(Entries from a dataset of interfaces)
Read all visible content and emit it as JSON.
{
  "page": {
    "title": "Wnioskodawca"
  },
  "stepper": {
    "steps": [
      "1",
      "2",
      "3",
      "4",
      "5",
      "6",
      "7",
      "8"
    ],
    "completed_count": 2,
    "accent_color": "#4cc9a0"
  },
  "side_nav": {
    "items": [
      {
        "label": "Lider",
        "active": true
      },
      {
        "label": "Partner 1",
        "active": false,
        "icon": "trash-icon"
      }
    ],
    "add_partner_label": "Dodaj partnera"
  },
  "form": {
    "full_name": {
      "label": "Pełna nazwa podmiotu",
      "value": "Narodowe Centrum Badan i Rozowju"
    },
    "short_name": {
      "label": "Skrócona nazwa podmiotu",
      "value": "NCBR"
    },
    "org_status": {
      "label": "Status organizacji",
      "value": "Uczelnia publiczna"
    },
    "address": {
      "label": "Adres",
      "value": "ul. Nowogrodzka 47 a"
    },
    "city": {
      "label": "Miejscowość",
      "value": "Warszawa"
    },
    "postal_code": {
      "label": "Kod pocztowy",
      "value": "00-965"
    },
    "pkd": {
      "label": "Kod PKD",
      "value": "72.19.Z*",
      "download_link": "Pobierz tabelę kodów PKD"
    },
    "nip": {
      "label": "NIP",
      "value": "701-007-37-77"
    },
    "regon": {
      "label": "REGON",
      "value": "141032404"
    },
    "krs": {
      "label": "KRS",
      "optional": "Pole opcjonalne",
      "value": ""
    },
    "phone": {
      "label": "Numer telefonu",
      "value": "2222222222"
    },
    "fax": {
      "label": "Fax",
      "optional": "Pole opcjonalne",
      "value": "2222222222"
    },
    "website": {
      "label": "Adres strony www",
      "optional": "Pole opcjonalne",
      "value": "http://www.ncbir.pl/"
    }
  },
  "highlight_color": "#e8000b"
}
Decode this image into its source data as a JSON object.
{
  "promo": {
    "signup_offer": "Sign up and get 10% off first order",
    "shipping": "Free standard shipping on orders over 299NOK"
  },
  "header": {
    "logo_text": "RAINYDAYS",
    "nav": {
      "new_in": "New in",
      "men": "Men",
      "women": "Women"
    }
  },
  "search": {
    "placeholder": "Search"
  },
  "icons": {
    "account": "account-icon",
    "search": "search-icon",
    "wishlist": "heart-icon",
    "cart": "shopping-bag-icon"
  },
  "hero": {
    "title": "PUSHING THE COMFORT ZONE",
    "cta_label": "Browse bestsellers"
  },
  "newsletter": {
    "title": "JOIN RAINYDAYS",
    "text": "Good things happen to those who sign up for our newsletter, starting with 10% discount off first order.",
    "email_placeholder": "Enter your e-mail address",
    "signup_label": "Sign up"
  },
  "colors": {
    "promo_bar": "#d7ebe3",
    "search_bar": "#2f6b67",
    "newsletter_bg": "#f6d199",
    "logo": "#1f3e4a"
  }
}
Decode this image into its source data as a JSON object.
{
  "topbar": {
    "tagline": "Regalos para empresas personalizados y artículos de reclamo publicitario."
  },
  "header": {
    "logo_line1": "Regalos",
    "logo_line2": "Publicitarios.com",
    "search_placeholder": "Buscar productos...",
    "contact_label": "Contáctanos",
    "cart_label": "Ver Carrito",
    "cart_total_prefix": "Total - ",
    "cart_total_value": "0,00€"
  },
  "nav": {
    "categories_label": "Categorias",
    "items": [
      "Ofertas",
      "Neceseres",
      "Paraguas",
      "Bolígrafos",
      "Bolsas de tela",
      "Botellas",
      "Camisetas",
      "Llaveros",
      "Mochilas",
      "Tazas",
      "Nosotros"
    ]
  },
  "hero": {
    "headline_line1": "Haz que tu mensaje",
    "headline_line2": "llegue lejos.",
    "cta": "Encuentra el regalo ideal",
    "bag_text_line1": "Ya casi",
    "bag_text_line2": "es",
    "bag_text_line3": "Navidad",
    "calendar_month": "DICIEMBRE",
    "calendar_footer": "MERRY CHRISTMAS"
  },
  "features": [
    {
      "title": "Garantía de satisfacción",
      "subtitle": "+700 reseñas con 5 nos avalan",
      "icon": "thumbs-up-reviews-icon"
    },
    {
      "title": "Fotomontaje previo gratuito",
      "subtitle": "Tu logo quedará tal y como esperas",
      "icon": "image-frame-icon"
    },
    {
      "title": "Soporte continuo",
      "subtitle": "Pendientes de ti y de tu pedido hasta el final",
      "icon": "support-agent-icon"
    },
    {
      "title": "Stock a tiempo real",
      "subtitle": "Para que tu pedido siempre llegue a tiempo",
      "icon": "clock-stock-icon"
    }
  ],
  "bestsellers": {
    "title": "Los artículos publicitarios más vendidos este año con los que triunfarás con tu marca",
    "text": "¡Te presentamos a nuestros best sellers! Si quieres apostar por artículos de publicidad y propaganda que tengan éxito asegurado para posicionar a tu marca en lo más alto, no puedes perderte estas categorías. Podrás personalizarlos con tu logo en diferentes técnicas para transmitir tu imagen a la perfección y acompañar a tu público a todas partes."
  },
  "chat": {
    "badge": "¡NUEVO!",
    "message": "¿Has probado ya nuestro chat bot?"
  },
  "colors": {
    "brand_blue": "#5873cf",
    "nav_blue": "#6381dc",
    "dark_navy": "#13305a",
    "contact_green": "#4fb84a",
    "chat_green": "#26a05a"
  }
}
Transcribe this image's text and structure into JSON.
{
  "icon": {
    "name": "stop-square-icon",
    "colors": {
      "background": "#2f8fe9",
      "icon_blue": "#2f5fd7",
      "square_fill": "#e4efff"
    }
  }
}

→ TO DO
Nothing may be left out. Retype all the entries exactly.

→ EXERCISE ANSWER
Read all visible content and emit it as JSON.
{
  "page": {
    "title": "Wnioskodawca"
  },
  "stepper": {
    "steps": [
      "1",
      "2",
      "3",
      "4",
      "5",
      "6",
      "7",
      "8"
    ],
    "completed_count": 2,
    "accent_color": "#4cc9a0"
  },
  "side_nav": {
    "items": [
      {
        "label": "Lider",
        "active": true
      },
      {
        "label": "Partner 1",
        "active": false,
        "icon": "trash-icon"
      }
    ],
    "add_partner_label": "Dodaj partnera"
  },
  "form": {
    "full_name": {
      "label": "Pełna nazwa podmiotu",
      "value": "Narodowe Centrum Badan i Rozowju"
    },
    "short_name": {
      "label": "Skrócona nazwa podmiotu",
      "value": "NCBR"
    },
    "org_status": {
      "label": "Status organizacji",
      "value": "Uczelnia publiczna"
    },
    "address": {
      "label": "Adres",
      "value": "ul. Nowogrodzka 47 a"
    },
    "city": {
      "label": "Miejscowość",
      "value": "Warszawa"
    },
    "postal_code": {
      "label": "Kod pocztowy",
      "value": "00-965"
    },
    "pkd": {
      "label": "Kod PKD",
      "value": "72.19.Z*",
      "download_link": "Pobierz tabelę kodów PKD"
    },
    "nip": {
      "label": "NIP",
      "value": "701-007-37-77"
    },
    "regon": {
      "label": "REGON",
      "value": "141032404"
    },
    "krs": {
      "label": "KRS",
      "optional": "Pole opcjonalne",
      "value": ""
    },
    "phone": {
      "label": "Numer telefonu",
      "value": "2222222222"
    },
    "fax": {
      "label": "Fax",
      "optional": "Pole opcjonalne",
      "value": "2222222222"
    },
    "website": {
      "label": "Adres strony www",
      "optional": "Pole opcjonalne",
      "value": "http://www.ncbir.pl/"
    }
  },
  "highlight_color": "#e8000b"
}
Decode this image into its source data as a JSON object.
{
  "promo": {
    "signup_offer": "Sign up and get 10% off first order",
    "shipping": "Free standard shipping on orders over 299NOK"
  },
  "header": {
    "logo_text": "RAINYDAYS",
    "nav": {
      "new_in": "New in",
      "men": "Men",
      "women": "Women"
    }
  },
  "search": {
    "placeholder": "Search"
  },
  "icons": {
    "account": "account-icon",
    "search": "search-icon",
    "wishlist": "heart-icon",
    "cart": "shopping-bag-icon"
  },
  "hero": {
    "title": "PUSHING THE COMFORT ZONE",
    "cta_label": "Browse bestsellers"
  },
  "newsletter": {
    "title": "JOIN RAINYDAYS",
    "text": "Good things happen to those who sign up for our newsletter, starting with 10% discount off first order.",
    "email_placeholder": "Enter your e-mail address",
    "signup_label": "Sign up"
  },
  "colors": {
    "promo_bar": "#d7ebe3",
    "search_bar": "#2f6b67",
    "newsletter_bg": "#f6d199",
    "logo": "#1f3e4a"
  }
}
Decode this image into its source data as a JSON object.
{
  "topbar": {
    "tagline": "Regalos para empresas personalizados y artículos de reclamo publicitario."
  },
  "header": {
    "logo_line1": "Regalos",
    "logo_line2": "Publicitarios.com",
    "search_placeholder": "Buscar productos...",
    "contact_label": "Contáctanos",
    "cart_label": "Ver Carrito",
    "cart_total_prefix": "Total - ",
    "cart_total_value": "0,00€"
  },
  "nav": {
    "categories_label": "Categorias",
    "items": [
      "Ofertas",
      "Neceseres",
      "Paraguas",
      "Bolígrafos",
      "Bolsas de tela",
      "Botellas",
      "Camisetas",
      "Llaveros",
      "Mochilas",
      "Tazas",
      "Nosotros"
    ]
  },
  "hero": {
    "headline_line1": "Haz que tu mensaje",
    "headline_line2": "llegue lejos.",
    "cta": "Encuentra el regalo ideal",
    "bag_text_line1": "Ya casi",
    "bag_text_line2": "es",
    "bag_text_line3": "Navidad",
    "calendar_month": "DICIEMBRE",
    "calendar_footer": "MERRY CHRISTMAS"
  },
  "features": [
    {
      "title": "Garantía de satisfacción",
      "subtitle": "+700 reseñas con 5 nos avalan",
      "icon": "thumbs-up-reviews-icon"
    },
    {
      "title": "Fotomontaje previo gratuito",
      "subtitle": "Tu logo quedará tal y como esperas",
      "icon": "image-frame-icon"
    },
    {
      "title": "Soporte continuo",
      "subtitle": "Pendientes de ti y de tu pedido hasta el final",
      "icon": "support-agent-icon"
    },
    {
      "title": "Stock a tiempo real",
      "subtitle": "Para que tu pedido siempre llegue a tiempo",
      "icon": "clock-stock-icon"
    }
  ],
  "bestsellers": {
    "title": "Los artículos publicitarios más vendidos este año con los que triunfarás con tu marca",
    "text": "¡Te presentamos a nuestros best sellers! Si quieres apostar por artículos de publicidad y propaganda que tengan éxito asegurado para posicionar a tu marca en lo más alto, no puedes perderte estas categorías. Podrás personalizarlos con tu logo en diferentes técnicas para transmitir tu imagen a la perfección y acompañar a tu público a todas partes."
  },
  "chat": {
    "badge": "¡NUEVO!",
    "message": "¿Has probado ya nuestro chat bot?"
  },
  "colors": {
    "brand_blue": "#5873cf",
    "nav_blue": "#6381dc",
    "dark_navy": "#13305a",
    "contact_green": "#4fb84a",
    "chat_green": "#26a05a"
  }
}
Transcribe this image's text and structure into JSON.
{
  "icon": {
    "name": "stop-square-icon",
    "colors": {
      "background": "#2f8fe9",
      "icon_blue": "#2f5fd7",
      "square_fill": "#e4efff"
    }
  }
}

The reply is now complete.